*** Opening of The input ***

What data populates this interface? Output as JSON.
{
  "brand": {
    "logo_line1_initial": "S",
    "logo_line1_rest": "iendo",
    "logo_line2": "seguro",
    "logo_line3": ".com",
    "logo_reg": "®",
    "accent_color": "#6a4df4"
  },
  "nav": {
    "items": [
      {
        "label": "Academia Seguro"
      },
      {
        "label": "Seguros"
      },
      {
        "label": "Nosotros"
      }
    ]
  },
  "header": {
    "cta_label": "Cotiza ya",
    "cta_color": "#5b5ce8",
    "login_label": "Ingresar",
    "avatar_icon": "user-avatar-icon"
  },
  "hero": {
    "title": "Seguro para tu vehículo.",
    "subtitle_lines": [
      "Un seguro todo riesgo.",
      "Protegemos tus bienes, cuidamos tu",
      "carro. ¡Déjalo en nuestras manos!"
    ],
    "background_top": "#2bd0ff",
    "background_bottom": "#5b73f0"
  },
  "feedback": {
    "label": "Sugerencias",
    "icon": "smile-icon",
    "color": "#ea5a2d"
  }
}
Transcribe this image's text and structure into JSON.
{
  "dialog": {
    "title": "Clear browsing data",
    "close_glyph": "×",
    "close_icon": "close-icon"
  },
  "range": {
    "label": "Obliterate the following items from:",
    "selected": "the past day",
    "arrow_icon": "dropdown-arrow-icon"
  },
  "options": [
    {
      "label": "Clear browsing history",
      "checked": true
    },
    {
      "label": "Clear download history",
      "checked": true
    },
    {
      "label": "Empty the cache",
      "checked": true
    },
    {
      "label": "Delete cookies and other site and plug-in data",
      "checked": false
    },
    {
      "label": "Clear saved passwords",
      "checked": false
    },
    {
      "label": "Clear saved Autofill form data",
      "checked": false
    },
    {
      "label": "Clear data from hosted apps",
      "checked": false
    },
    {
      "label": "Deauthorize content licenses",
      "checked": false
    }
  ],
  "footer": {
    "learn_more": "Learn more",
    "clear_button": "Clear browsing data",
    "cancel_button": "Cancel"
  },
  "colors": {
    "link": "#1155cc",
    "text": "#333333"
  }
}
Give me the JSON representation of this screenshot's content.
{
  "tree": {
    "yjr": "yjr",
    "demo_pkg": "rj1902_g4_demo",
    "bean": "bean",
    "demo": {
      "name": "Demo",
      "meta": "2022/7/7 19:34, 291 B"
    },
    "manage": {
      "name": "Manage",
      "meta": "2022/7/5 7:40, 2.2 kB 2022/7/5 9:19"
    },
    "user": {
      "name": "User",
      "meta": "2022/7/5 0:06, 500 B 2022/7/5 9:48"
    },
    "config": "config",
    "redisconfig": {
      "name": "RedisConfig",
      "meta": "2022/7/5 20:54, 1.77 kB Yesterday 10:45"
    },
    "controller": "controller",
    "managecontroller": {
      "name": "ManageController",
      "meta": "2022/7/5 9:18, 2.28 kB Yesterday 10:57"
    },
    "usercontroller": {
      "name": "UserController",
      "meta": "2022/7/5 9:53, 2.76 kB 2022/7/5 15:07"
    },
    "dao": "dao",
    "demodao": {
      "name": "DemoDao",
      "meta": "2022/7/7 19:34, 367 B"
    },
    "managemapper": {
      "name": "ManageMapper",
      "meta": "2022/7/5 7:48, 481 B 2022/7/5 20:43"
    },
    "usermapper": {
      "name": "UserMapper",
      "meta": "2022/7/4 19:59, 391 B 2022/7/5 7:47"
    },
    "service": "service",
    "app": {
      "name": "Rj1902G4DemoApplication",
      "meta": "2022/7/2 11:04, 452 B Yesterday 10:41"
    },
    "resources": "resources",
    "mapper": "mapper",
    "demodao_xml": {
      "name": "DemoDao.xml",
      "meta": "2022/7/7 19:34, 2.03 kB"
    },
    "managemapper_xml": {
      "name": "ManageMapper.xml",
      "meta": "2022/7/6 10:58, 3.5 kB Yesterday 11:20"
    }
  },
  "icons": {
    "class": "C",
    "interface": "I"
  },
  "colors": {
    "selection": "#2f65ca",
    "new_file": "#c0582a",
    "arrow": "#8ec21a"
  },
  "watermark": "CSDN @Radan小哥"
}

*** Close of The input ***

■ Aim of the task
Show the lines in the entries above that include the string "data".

■ Exercise answer
What data populates this interface? Output as JSON.
    "title": "Clear browsing data",
      "label": "Delete cookies and other site and plug-in data",
      "label": "Clear saved Autofill form data",
      "label": "Clear data from hosted apps",
    "clear_button": "Clear browsing data",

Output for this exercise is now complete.